Bioelectrical Impedance Underestimates Total and Truncal Fatness in Abdominally Obese Women


Obesity Unit, m73, Department of Medicine, Karolinska Institute, Karolinska University Hospital, SE-141 86 Stockholm, Sweden. E-mail:


Objective: To compare estimates of total and truncal fatness from eight-electrode bioelectrical impedance analysis equipment (BIA8) with those from DXA in centrally obese women.
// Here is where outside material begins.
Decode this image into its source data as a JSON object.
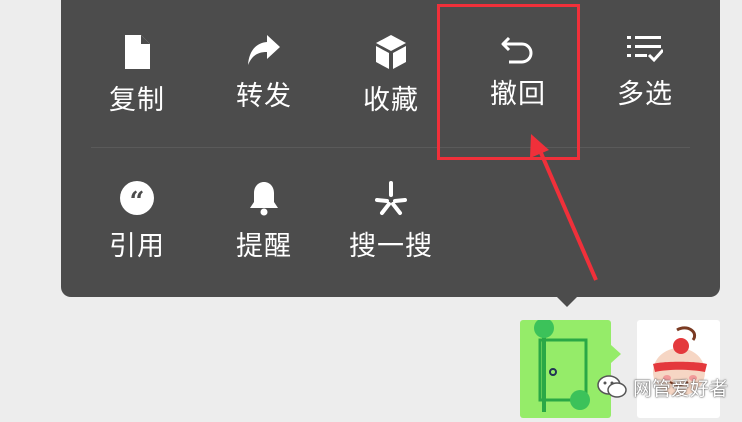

The secondary aim was to examine BMI and waist circumference (WC) as proxy measures for percentage total body fat (%TBF) and truncal body fat percentage (tr%BF).

Research Methods and Procedures: This was a cross-sectional study of 136 women (age, 48.1 ± 7.7 years; BMI, 30.4 ± 2.9 kg/m2; %TBFDXA, 46.0 ± 3.7%; WC, 104 ± 8 cm). Fatness was measured by DXA and Tanita BC-418 equipment (Tanita Corp., Tokyo, Japan). Agreement among methods was assessed by Bland-Altman plots, and regression analysis was used to evaluate anthropometric measures as proxies for total and abdominal fatness.
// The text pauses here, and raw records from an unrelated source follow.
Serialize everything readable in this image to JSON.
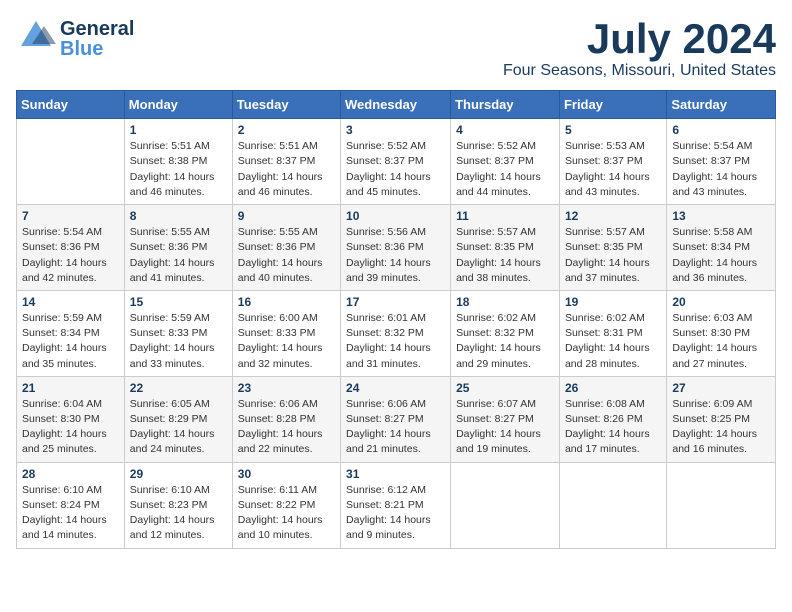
{
  "header": {
    "logo_general": "General",
    "logo_blue": "Blue",
    "title": "July 2024",
    "location": "Four Seasons, Missouri, United States"
  },
  "calendar": {
    "days_of_week": [
      "Sunday",
      "Monday",
      "Tuesday",
      "Wednesday",
      "Thursday",
      "Friday",
      "Saturday"
    ],
    "weeks": [
      [
        {
          "day": "",
          "lines": []
        },
        {
          "day": "1",
          "lines": [
            "Sunrise: 5:51 AM",
            "Sunset: 8:38 PM",
            "Daylight: 14 hours",
            "and 46 minutes."
          ]
        },
        {
          "day": "2",
          "lines": [
            "Sunrise: 5:51 AM",
            "Sunset: 8:37 PM",
            "Daylight: 14 hours",
            "and 46 minutes."
          ]
        },
        {
          "day": "3",
          "lines": [
            "Sunrise: 5:52 AM",
            "Sunset: 8:37 PM",
            "Daylight: 14 hours",
            "and 45 minutes."
          ]
        },
        {
          "day": "4",
          "lines": [
            "Sunrise: 5:52 AM",
            "Sunset: 8:37 PM",
            "Daylight: 14 hours",
            "and 44 minutes."
          ]
        },
        {
          "day": "5",
          "lines": [
            "Sunrise: 5:53 AM",
            "Sunset: 8:37 PM",
            "Daylight: 14 hours",
            "and 43 minutes."
          ]
        },
        {
          "day": "6",
          "lines": [
            "Sunrise: 5:54 AM",
            "Sunset: 8:37 PM",
            "Daylight: 14 hours",
            "and 43 minutes."
          ]
        }
      ],
      [
        {
          "day": "7",
          "lines": [
            "Sunrise: 5:54 AM",
            "Sunset: 8:36 PM",
            "Daylight: 14 hours",
            "and 42 minutes."
          ]
        },
        {
          "day": "8",
          "lines": [
            "Sunrise: 5:55 AM",
            "Sunset: 8:36 PM",
            "Daylight: 14 hours",
            "and 41 minutes."
          ]
        },
        {
          "day": "9",
          "lines": [
            "Sunrise: 5:55 AM",
            "Sunset: 8:36 PM",
            "Daylight: 14 hours",
            "and 40 minutes."
          ]
        },
        {
          "day": "10",
          "lines": [
            "Sunrise: 5:56 AM",
            "Sunset: 8:36 PM",
            "Daylight: 14 hours",
            "and 39 minutes."
          ]
        },
        {
          "day": "11",
          "lines": [
            "Sunrise: 5:57 AM",
            "Sunset: 8:35 PM",
            "Daylight: 14 hours",
            "and 38 minutes."
          ]
        },
        {
          "day": "12",
          "lines": [
            "Sunrise: 5:57 AM",
            "Sunset: 8:35 PM",
            "Daylight: 14 hours",
            "and 37 minutes."
          ]
        },
        {
          "day": "13",
          "lines": [
            "Sunrise: 5:58 AM",
            "Sunset: 8:34 PM",
            "Daylight: 14 hours",
            "and 36 minutes."
          ]
        }
      ],
      [
        {
          "day": "14",
          "lines": [
            "Sunrise: 5:59 AM",
            "Sunset: 8:34 PM",
            "Daylight: 14 hours",
            "and 35 minutes."
          ]
        },
        {
          "day": "15",
          "lines": [
            "Sunrise: 5:59 AM",
            "Sunset: 8:33 PM",
            "Daylight: 14 hours",
            "and 33 minutes."
          ]
        },
        {
          "day": "16",
          "lines": [
            "Sunrise: 6:00 AM",
            "Sunset: 8:33 PM",
            "Daylight: 14 hours",
            "and 32 minutes."
          ]
        },
        {
          "day": "17",
          "lines": [
            "Sunrise: 6:01 AM",
            "Sunset: 8:32 PM",
            "Daylight: 14 hours",
            "and 31 minutes."
          ]
        },
        {
          "day": "18",
          "lines": [
            "Sunrise: 6:02 AM",
            "Sunset: 8:32 PM",
            "Daylight: 14 hours",
            "and 29 minutes."
          ]
        },
        {
          "day": "19",
          "lines": [
            "Sunrise: 6:02 AM",
            "Sunset: 8:31 PM",
            "Daylight: 14 hours",
            "and 28 minutes."
          ]
        },
        {
          "day": "20",
          "lines": [
            "Sunrise: 6:03 AM",
            "Sunset: 8:30 PM",
            "Daylight: 14 hours",
            "and 27 minutes."
          ]
        }
      ],
      [
        {
          "day": "21",
          "lines": [
            "Sunrise: 6:04 AM",
            "Sunset: 8:30 PM",
            "Daylight: 14 hours",
            "and 25 minutes."
          ]
        },
        {
          "day": "22",
          "lines": [
            "Sunrise: 6:05 AM",
            "Sunset: 8:29 PM",
            "Daylight: 14 hours",
            "and 24 minutes."
          ]
        },
        {
          "day": "23",
          "lines": [
            "Sunrise: 6:06 AM",
            "Sunset: 8:28 PM",
            "Daylight: 14 hours",
            "and 22 minutes."
          ]
        },
        {
          "day": "24",
          "lines": [
            "Sunrise: 6:06 AM",
            "Sunset: 8:27 PM",
            "Daylight: 14 hours",
            "and 21 minutes."
          ]
        },
        {
          "day": "25",
          "lines": [
            "Sunrise: 6:07 AM",
            "Sunset: 8:27 PM",
            "Daylight: 14 hours",
            "and 19 minutes."
          ]
        },
        {
          "day": "26",
          "lines": [
            "Sunrise: 6:08 AM",
            "Sunset: 8:26 PM",
            "Daylight: 14 hours",
            "and 17 minutes."
          ]
        },
        {
          "day": "27",
          "lines": [
            "Sunrise: 6:09 AM",
            "Sunset: 8:25 PM",
            "Daylight: 14 hours",
            "and 16 minutes."
          ]
        }
      ],
      [
        {
          "day": "28",
          "lines": [
            "Sunrise: 6:10 AM",
            "Sunset: 8:24 PM",
            "Daylight: 14 hours",
            "and 14 minutes."
          ]
        },
        {
          "day": "29",
          "lines": [
            "Sunrise: 6:10 AM",
            "Sunset: 8:23 PM",
            "Daylight: 14 hours",
            "and 12 minutes."
          ]
        },
        {
          "day": "30",
          "lines": [
            "Sunrise: 6:11 AM",
            "Sunset: 8:22 PM",
            "Daylight: 14 hours",
            "and 10 minutes."
          ]
        },
        {
          "day": "31",
          "lines": [
            "Sunrise: 6:12 AM",
            "Sunset: 8:21 PM",
            "Daylight: 14 hours",
            "and 9 minutes."
          ]
        },
        {
          "day": "",
          "lines": []
        },
        {
          "day": "",
          "lines": []
        },
        {
          "day": "",
          "lines": []
        }
      ]
    ]
  }
}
Results: The percentage of overweight subjects was 41.9%, whereas 55.9% of the subjects were obese, as defined by BMI, and all subjects had a WC exceeding the World Health Organization cut-off point for abdominal obesity. Compared with DXA, the BIA8 equipment significantly underestimated total %BF (−5.0; −3.6 to −8.5 [mean; 95% confidence interval]), fat mass (−3.6; −3.9 to −3.2), and tr%BF (−8.5; −9.1 to −7.9). The discrepancies between the methods increased with increasing adiposity for both %TBF and tr%BF (both p < 0.001). Variation in BMI explained 28% of the variation in %TBFDXA and 51% of %TBFBIA8. Using WC as a proxy for truncal adiposity, it explained only 18% of tr%BFDXA variance and 27% of tr%BFBIA8 variance. The corresponding figures for truncal fat mass were 49% and 35%, respectively. No significant age effects were observed in any of the regressions.
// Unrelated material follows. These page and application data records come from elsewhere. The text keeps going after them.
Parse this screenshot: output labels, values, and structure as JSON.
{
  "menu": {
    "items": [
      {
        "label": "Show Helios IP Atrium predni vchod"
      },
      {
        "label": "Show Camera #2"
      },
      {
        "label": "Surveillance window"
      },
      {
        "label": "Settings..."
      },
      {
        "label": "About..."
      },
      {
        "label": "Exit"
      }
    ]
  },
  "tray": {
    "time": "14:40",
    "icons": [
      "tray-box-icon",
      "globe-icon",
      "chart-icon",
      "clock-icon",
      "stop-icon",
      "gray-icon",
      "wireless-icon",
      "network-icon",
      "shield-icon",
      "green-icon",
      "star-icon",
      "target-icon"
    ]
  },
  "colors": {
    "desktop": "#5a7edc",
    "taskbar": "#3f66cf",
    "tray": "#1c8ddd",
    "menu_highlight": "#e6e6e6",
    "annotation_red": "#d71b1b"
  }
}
Discussion: BIA8 underestimated both total and truncal fatness, compared with DXA, with higher dispersion for tr%BF than %TBF. The discrepancies increased with degree of adiposity, suggesting that the accuracy of BIA is negatively affected by obesity.